See deduction. from contributors because the Section 501(c)(3) educational organization lobbied more than the statutorily permitted amount. The Supreme Court upheld the decision on the grounds that Congress had provided a method by which TWR could protect the deduction for contributions used only for educational purposes by setting up a second organization--a section 501(c)(4) tax-exempt affinity group A special interest group. This is a marketing term for a group of people with similar interests. that could engage in unlimited lobbying. Contributions to the second organization would not be deductible as charitable donations, but those to the first organizatio n would be.
The D.C. Circuit held that the same dual structure is available to 501(c)(6) organizations, which could set up subsidiary 501(c)(6) organizations to engage in lobbying. A new separate lobbying subsidiary could elect to pay a 35 percent proxy tax Proxy Tax
A tax on lobbying and/or political expenses that exceed an allowable amount set by the IRS.
For example, political activists whose expenditures associated with attempting to influence the public votes in a given election, referendum or legislative matter , or it could elect to inform its members that dues and contributions are not deductible. The original organization would no longer undertake any lobbying, so dues paid to it would be fully deductible.
Unfortunately, the court did not answer all the relevant questions about financing such subsidiaries. What remains unclear is whether the lobbying subsidiary may fund part, or all, of its lobbying through income-generating activities, without being at risk of having its dual structure recast for lobby tax purposes. There are likely to be more detailed issues that the court did not address. ASAE is entitled to ask the Supreme Court to review the decision, but the court has discretion over which cases it will review.
Vermont lobby tax
The Vermont court held that the state's special lobbying tax is invalid because it violates both the First Amendment's protection of political speech and the 14th Amendment's guarantee of equal protection under the law. The Vermont legislature had enacted a public financing law for governor and lieutenant governor campaigns in which a key funding source was a legislature-imposed 5 percent tax on lobbyists and lobbyists' employers whose lobbying expenditures exceed a set threshold. VSAE and a number of other Vermont-based associations challenged the tax-with ASAE's full support.

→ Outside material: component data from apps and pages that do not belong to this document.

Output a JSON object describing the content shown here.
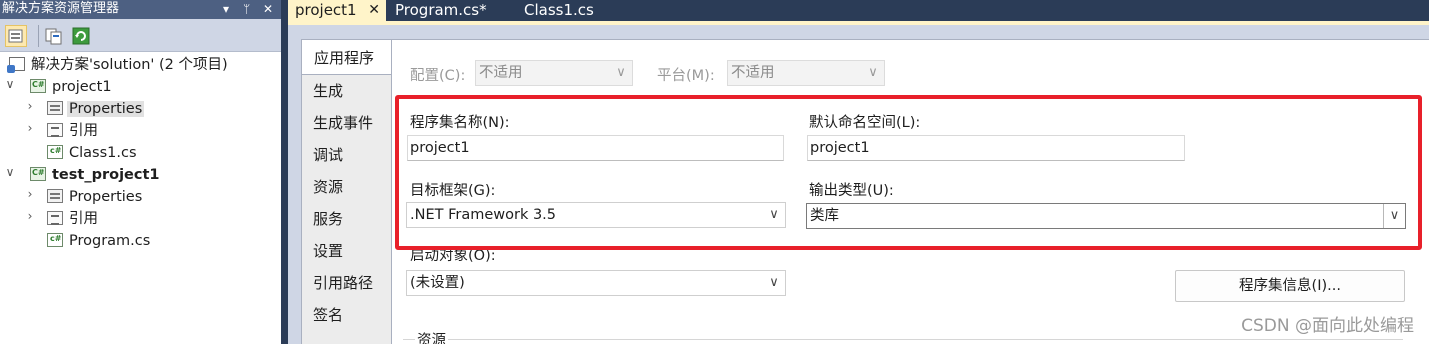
{
  "solution_explorer": {
    "title": "解决方案资源管理器",
    "pin_glyph": "▾",
    "autohide_glyph": "ᛘ",
    "close_glyph": "✕",
    "tree": [
      {
        "label": "解决方案'solution' (2 个项目)",
        "icon": "solution-icon"
      },
      {
        "label": "project1",
        "icon": "csharp-project-icon",
        "expander": "∨"
      },
      {
        "label": "Properties",
        "icon": "properties-icon",
        "expander": "›"
      },
      {
        "label": "引用",
        "icon": "references-icon",
        "expander": "›"
      },
      {
        "label": "Class1.cs",
        "icon": "csharp-file-icon"
      },
      {
        "label": "test_project1",
        "icon": "csharp-project-icon",
        "expander": "∨"
      },
      {
        "label": "Properties",
        "icon": "properties-icon",
        "expander": "›"
      },
      {
        "label": "引用",
        "icon": "references-icon",
        "expander": "›"
      },
      {
        "label": "Program.cs",
        "icon": "csharp-file-icon"
      }
    ]
  },
  "doc_tabs": [
    {
      "label": "project1",
      "close": "✕"
    },
    {
      "label": "Program.cs*"
    },
    {
      "label": "Class1.cs"
    }
  ],
  "sidebar": {
    "items": [
      "应用程序",
      "生成",
      "生成事件",
      "调试",
      "资源",
      "服务",
      "设置",
      "引用路径",
      "签名"
    ]
  },
  "form": {
    "config_label": "配置(C):",
    "config_value": "不适用",
    "platform_label": "平台(M):",
    "platform_value": "不适用",
    "assembly_name_label": "程序集名称(N):",
    "assembly_name_value": "project1",
    "default_namespace_label": "默认命名空间(L):",
    "default_namespace_value": "project1",
    "target_framework_label": "目标框架(G):",
    "target_framework_value": ".NET Framework 3.5",
    "output_type_label": "输出类型(U):",
    "output_type_value": "类库",
    "startup_object_label": "启动对象(O):",
    "startup_object_value": "(未设置)",
    "assembly_info_button": "程序集信息(I)...",
    "resources_group_label": "资源",
    "chevron": "∨"
  },
  "colors": {
    "highlight_box": "#e8202a",
    "active_tab": "#fff4c9",
    "title_bar": "#4d6082"
  },
  "watermark": "CSDN @面向此处编程"
}
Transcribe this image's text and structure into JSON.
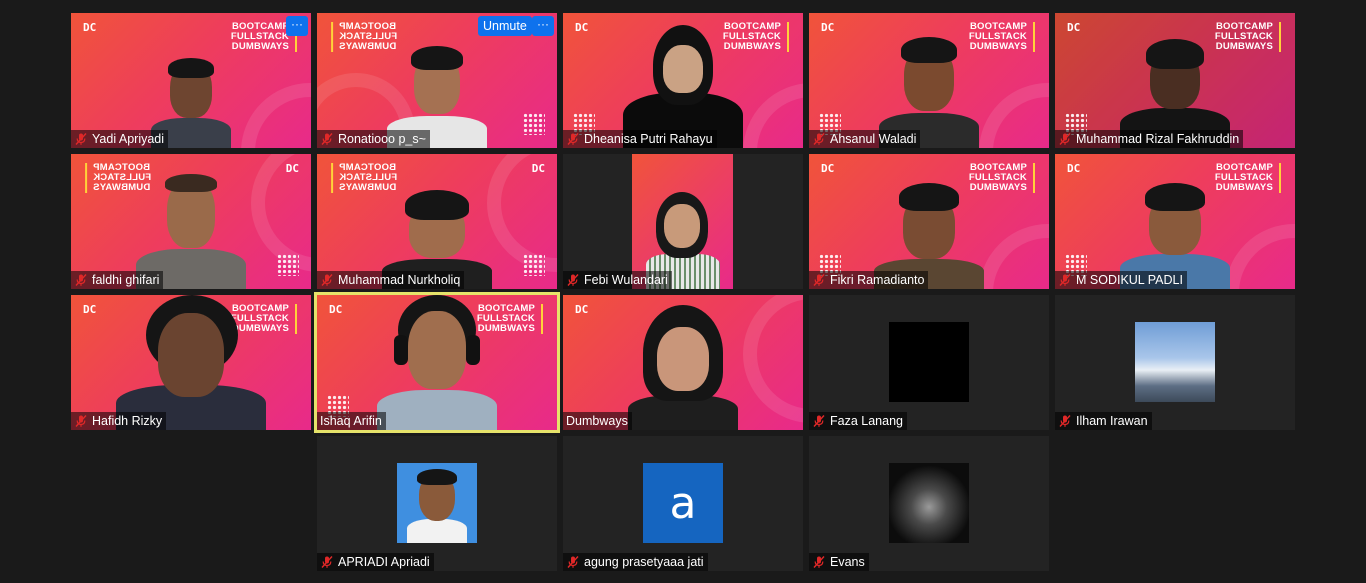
{
  "meeting": {
    "banner_text": "BOOTCAMP\nFULLSTACK\nDUMBWAYS",
    "logo_text": "DC",
    "controls": {
      "more_symbol": "···",
      "unmute_label": "Unmute"
    }
  },
  "participants": [
    {
      "name": "Yadi Apriyadi",
      "muted": true,
      "video": true
    },
    {
      "name": "Ronatiooo p_s~",
      "muted": true,
      "video": true
    },
    {
      "name": "Dheanisa Putri Rahayu",
      "muted": true,
      "video": true
    },
    {
      "name": "Ahsanul Waladi",
      "muted": true,
      "video": true
    },
    {
      "name": "Muhammad Rizal Fakhruddin",
      "muted": true,
      "video": true
    },
    {
      "name": "faldhi ghifari",
      "muted": true,
      "video": true
    },
    {
      "name": "Muhammad Nurkholiq",
      "muted": true,
      "video": true
    },
    {
      "name": "Febi Wulandari",
      "muted": true,
      "video": true
    },
    {
      "name": "Fikri Ramadianto",
      "muted": true,
      "video": true
    },
    {
      "name": "M SODIKUL PADLI",
      "muted": true,
      "video": true
    },
    {
      "name": "Hafidh Rizky",
      "muted": true,
      "video": true
    },
    {
      "name": "Ishaq Arifin",
      "muted": false,
      "video": true,
      "active_speaker": true
    },
    {
      "name": "Dumbways",
      "muted": false,
      "video": true
    },
    {
      "name": "Faza Lanang",
      "muted": true,
      "video": false
    },
    {
      "name": "Ilham Irawan",
      "muted": true,
      "video": false
    },
    {
      "name": "APRIADI Apriadi",
      "muted": true,
      "video": false
    },
    {
      "name": "agung prasetyaaa jati",
      "muted": true,
      "video": false,
      "avatar_letter": "a"
    },
    {
      "name": "Evans",
      "muted": true,
      "video": false
    }
  ]
}
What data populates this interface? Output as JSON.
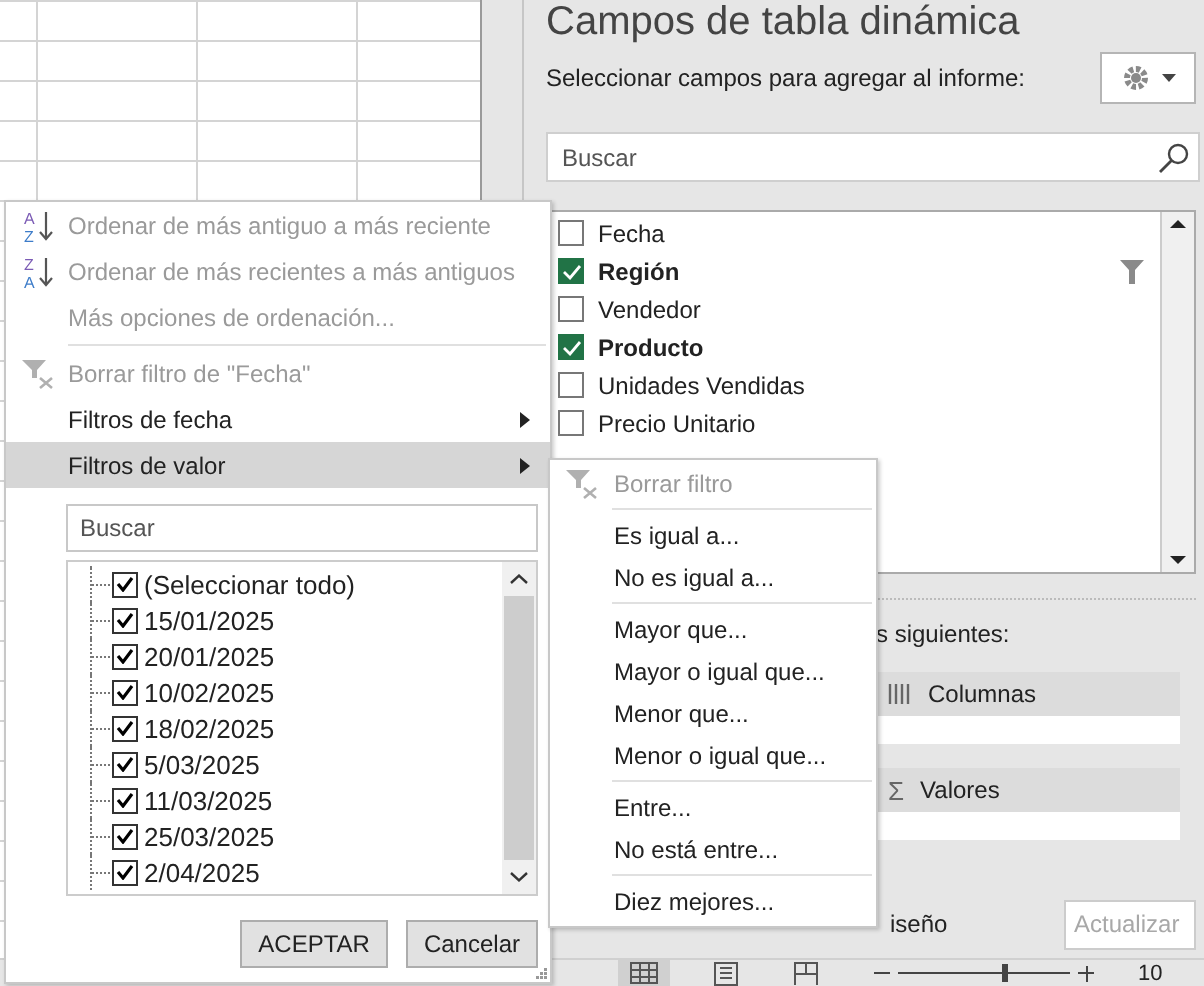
{
  "pane": {
    "title": "Campos de tabla dinámica",
    "prompt": "Seleccionar campos para agregar al informe:",
    "search": {
      "placeholder": "Buscar"
    },
    "fields": [
      {
        "label": "Fecha",
        "checked": false,
        "filtered": false
      },
      {
        "label": "Región",
        "checked": true,
        "filtered": true
      },
      {
        "label": "Vendedor",
        "checked": false,
        "filtered": false
      },
      {
        "label": "Producto",
        "checked": true,
        "filtered": false
      },
      {
        "label": "Unidades Vendidas",
        "checked": false,
        "filtered": false
      },
      {
        "label": "Precio Unitario",
        "checked": false,
        "filtered": false
      }
    ],
    "areas_hint": "s siguientes:",
    "areas": [
      {
        "kind": "columns",
        "label": "Columnas"
      },
      {
        "kind": "values",
        "label": "Valores",
        "icon_text": "Σ"
      }
    ],
    "defer_label": "iseño",
    "update_button": {
      "label": "Actualizar",
      "disabled": true
    }
  },
  "filter_menu": {
    "items": [
      {
        "kind": "sort",
        "label": "Ordenar de más antiguo a más reciente",
        "icon_letters": [
          "A",
          "Z"
        ],
        "disabled": true,
        "submenu": false,
        "selected": false
      },
      {
        "kind": "sort",
        "label": "Ordenar de más recientes a más antiguos",
        "icon_letters": [
          "Z",
          "A"
        ],
        "disabled": true,
        "submenu": false,
        "selected": false
      },
      {
        "kind": "item",
        "label": "Más opciones de ordenación...",
        "disabled": true,
        "submenu": false,
        "selected": false
      },
      {
        "kind": "separator"
      },
      {
        "kind": "clear",
        "label": "Borrar filtro de \"Fecha\"",
        "disabled": true,
        "submenu": false,
        "selected": false
      },
      {
        "kind": "item",
        "label": "Filtros de fecha",
        "disabled": false,
        "submenu": true,
        "selected": false
      },
      {
        "kind": "item",
        "label": "Filtros de valor",
        "disabled": false,
        "submenu": true,
        "selected": true
      }
    ],
    "search": {
      "placeholder": "Buscar"
    },
    "values": [
      {
        "label": "(Seleccionar todo)",
        "checked": true
      },
      {
        "label": "15/01/2025",
        "checked": true
      },
      {
        "label": "20/01/2025",
        "checked": true
      },
      {
        "label": "10/02/2025",
        "checked": true
      },
      {
        "label": "18/02/2025",
        "checked": true
      },
      {
        "label": "5/03/2025",
        "checked": true
      },
      {
        "label": "11/03/2025",
        "checked": true
      },
      {
        "label": "25/03/2025",
        "checked": true
      },
      {
        "label": "2/04/2025",
        "checked": true
      }
    ],
    "buttons": [
      "ACEPTAR",
      "Cancelar"
    ]
  },
  "submenu": {
    "items": [
      {
        "kind": "clear",
        "label": "Borrar filtro",
        "disabled": true
      },
      {
        "kind": "separator"
      },
      {
        "kind": "item",
        "label": "Es igual a...",
        "disabled": false
      },
      {
        "kind": "item",
        "label": "No es igual a...",
        "disabled": false
      },
      {
        "kind": "separator"
      },
      {
        "kind": "item",
        "label": "Mayor que...",
        "disabled": false
      },
      {
        "kind": "item",
        "label": "Mayor o igual que...",
        "disabled": false
      },
      {
        "kind": "item",
        "label": "Menor que...",
        "disabled": false
      },
      {
        "kind": "item",
        "label": "Menor o igual que...",
        "disabled": false
      },
      {
        "kind": "separator"
      },
      {
        "kind": "item",
        "label": "Entre...",
        "disabled": false
      },
      {
        "kind": "item",
        "label": "No está entre...",
        "disabled": false
      },
      {
        "kind": "separator"
      },
      {
        "kind": "item",
        "label": "Diez mejores...",
        "disabled": false
      }
    ]
  },
  "status_bar": {
    "zoom_slider": {
      "level": 0.6
    },
    "zoom": "10"
  }
}
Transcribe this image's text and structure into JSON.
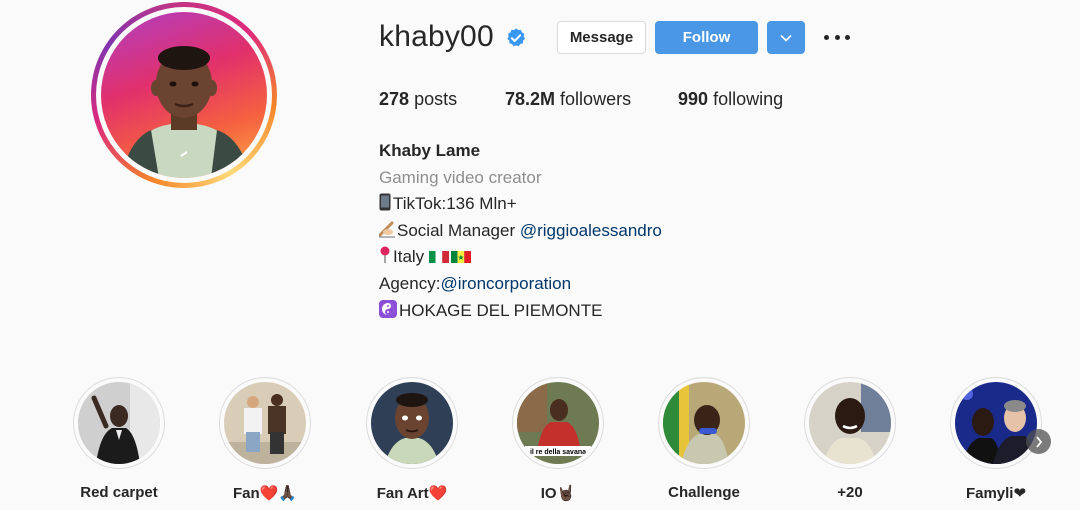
{
  "profile": {
    "username": "khaby00",
    "message_label": "Message",
    "follow_label": "Follow",
    "stats": {
      "posts_count": "278",
      "posts_label": "posts",
      "followers_count": "78.2M",
      "followers_label": "followers",
      "following_count": "990",
      "following_label": "following"
    },
    "bio": {
      "name": "Khaby Lame",
      "category": "Gaming video creator",
      "line1": "TikTok:136 Mln+",
      "line2_text": "Social Manager ",
      "line2_mention": "@riggioalessandro",
      "line3": "Italy",
      "line4_text": "Agency:",
      "line4_mention": "@ironcorporation",
      "line5": "HOKAGE DEL PIEMONTE"
    }
  },
  "highlights": [
    {
      "label": "Red carpet"
    },
    {
      "label": "Fan❤️🙏🏿"
    },
    {
      "label": "Fan Art❤️"
    },
    {
      "label": "IO🤘🏿"
    },
    {
      "label": "Challenge"
    },
    {
      "label": "+20"
    },
    {
      "label": "Famyli❤"
    }
  ],
  "highlight_caption_overlay": "il re della savana",
  "colors": {
    "follow_blue": "#4a97e6",
    "mention": "#00376b",
    "category_gray": "#8e8e8e",
    "verified_blue": "#3897f0"
  },
  "icons": [
    "verified-badge-icon",
    "chevron-down-icon",
    "more-options-icon",
    "phone-emoji-icon",
    "writing-hand-emoji-icon",
    "pin-emoji-icon",
    "yin-yang-emoji-icon",
    "chevron-right-icon"
  ]
}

The court granted the associations' motion for summary judgment motion for summary judgment n. a written request for a judgment in the moving party's favor before a lawsuit goes to trial and based on recorded (testimony outside court) affidavits (or declarations under penalty of perjury), depositions, admissions of fact, answers , agreeing with the associations that the tax singled out political speech for unique penalties and was therefore subject to the most exacting First Amendment test. It found the tax unconstitutional under that test because the legislature lacked a compelling reason to fund the campaign grants from a special lobby tax rather than from a general tax. The court also agreed that there were no procedural obstacles to deciding the constitutional question and that the tax was not simply part of the state's general sales tax sales tax, levy on the sale of goods or services, generally calculated as a percentage of the selling price, and sometimes called a purchase tax. It is usually collected in the form of an extra charge by the retailer, who remits the tax to the government. .
This decision should help remind state legislators that the First Amendment imposes significant restraints on their abilities to tax protected activities, including lobbying.
Jerald A. Jacobs is a partner at the law firm of Shaw Pittman, Washington, D.C., and is general counsel to ASAE.